BEGIN Data for the task

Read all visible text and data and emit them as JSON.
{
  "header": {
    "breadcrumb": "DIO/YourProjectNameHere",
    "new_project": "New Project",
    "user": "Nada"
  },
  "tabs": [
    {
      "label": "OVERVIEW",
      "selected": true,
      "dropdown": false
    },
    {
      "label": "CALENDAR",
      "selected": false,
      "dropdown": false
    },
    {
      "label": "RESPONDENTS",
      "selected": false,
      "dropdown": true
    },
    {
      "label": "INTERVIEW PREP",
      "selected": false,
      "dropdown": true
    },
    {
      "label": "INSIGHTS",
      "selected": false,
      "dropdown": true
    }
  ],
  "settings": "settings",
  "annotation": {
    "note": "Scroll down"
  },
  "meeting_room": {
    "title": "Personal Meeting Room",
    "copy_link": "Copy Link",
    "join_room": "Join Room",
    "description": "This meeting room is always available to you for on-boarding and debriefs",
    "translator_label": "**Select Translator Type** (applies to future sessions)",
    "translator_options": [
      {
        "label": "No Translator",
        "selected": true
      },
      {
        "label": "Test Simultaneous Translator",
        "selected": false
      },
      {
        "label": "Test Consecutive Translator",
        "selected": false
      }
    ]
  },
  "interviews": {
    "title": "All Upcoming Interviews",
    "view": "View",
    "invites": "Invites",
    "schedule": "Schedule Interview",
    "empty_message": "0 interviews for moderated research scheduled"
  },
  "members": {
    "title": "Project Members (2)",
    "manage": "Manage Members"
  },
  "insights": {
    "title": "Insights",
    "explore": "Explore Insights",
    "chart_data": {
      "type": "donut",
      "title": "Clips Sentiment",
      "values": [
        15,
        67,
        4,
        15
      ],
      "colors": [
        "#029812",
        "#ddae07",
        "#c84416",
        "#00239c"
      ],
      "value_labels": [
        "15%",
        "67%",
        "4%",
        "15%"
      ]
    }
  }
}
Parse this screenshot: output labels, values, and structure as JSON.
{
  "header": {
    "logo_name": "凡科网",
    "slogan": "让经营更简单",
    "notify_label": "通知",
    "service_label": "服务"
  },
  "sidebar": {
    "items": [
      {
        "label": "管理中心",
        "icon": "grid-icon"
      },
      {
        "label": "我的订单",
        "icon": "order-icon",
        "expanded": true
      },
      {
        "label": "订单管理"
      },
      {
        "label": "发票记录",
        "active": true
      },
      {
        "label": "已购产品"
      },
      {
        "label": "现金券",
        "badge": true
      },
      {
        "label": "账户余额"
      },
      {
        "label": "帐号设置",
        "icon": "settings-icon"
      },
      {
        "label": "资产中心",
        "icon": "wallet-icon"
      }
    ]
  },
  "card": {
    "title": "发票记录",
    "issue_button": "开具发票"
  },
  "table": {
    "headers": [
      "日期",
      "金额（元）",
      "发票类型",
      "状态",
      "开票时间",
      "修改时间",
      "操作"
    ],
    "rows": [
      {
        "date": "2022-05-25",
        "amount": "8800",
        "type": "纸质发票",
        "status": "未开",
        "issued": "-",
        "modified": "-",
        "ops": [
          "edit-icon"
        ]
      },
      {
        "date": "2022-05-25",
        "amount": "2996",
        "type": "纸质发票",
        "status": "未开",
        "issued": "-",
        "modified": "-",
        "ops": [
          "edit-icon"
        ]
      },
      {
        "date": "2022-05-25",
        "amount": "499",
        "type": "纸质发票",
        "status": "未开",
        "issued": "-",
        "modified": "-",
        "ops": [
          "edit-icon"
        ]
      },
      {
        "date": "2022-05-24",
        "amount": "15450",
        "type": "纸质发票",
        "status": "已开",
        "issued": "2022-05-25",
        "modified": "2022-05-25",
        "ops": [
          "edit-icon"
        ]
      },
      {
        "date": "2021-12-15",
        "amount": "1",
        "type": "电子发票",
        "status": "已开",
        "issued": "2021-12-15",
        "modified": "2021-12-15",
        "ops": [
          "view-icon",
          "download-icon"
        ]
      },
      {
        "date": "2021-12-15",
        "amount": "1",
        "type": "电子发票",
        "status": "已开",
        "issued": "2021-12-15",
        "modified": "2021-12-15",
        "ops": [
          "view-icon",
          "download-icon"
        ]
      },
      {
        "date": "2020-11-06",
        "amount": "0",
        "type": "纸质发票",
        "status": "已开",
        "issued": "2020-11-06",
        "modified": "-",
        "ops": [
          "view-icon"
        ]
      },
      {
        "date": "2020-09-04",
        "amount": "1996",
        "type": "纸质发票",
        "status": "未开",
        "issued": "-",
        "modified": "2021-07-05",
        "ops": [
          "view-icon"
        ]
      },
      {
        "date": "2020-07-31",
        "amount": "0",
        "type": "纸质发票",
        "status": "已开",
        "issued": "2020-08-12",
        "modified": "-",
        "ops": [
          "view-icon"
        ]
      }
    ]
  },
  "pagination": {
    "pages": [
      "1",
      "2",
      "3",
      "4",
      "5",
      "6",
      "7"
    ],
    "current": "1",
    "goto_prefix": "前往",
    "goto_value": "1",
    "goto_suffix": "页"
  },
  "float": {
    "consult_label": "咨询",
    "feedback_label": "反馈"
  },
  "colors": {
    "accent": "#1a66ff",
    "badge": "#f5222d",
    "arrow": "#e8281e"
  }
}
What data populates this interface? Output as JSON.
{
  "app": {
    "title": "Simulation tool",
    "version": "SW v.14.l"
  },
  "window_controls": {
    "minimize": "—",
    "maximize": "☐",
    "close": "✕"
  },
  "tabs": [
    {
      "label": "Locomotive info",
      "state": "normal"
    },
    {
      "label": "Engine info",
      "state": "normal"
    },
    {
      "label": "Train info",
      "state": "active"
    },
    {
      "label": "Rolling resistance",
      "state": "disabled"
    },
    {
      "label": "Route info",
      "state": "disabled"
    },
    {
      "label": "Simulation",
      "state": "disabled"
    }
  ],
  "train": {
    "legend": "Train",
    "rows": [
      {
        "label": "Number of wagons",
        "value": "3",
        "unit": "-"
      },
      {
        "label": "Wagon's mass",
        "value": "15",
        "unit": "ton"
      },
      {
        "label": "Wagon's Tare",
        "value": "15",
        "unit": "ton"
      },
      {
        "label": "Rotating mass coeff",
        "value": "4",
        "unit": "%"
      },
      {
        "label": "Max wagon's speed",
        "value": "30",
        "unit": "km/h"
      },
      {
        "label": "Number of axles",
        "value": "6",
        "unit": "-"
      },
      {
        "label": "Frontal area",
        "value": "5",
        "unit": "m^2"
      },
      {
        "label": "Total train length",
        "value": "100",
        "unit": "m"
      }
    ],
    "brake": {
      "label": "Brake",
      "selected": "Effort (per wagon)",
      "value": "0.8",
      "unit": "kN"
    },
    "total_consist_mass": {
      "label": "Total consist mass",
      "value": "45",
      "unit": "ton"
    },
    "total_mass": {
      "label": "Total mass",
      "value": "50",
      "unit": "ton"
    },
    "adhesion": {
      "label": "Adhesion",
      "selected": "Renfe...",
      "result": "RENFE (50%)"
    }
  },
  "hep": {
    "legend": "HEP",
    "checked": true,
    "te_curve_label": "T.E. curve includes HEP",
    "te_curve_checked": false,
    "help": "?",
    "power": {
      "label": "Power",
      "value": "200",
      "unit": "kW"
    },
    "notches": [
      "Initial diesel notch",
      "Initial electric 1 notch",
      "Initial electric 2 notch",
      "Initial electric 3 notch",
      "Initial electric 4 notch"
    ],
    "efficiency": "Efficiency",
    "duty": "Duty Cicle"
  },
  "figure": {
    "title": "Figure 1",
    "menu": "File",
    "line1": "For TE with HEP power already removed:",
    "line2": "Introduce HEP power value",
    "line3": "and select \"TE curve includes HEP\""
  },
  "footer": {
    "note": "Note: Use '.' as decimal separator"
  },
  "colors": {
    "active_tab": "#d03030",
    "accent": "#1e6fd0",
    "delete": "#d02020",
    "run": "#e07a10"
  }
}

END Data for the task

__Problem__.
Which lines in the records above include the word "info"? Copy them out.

__Solution for this problem__.
      "label": "Locomotive info",
      "label": "Engine info",
      "label": "Train info",
      "label": "Route info",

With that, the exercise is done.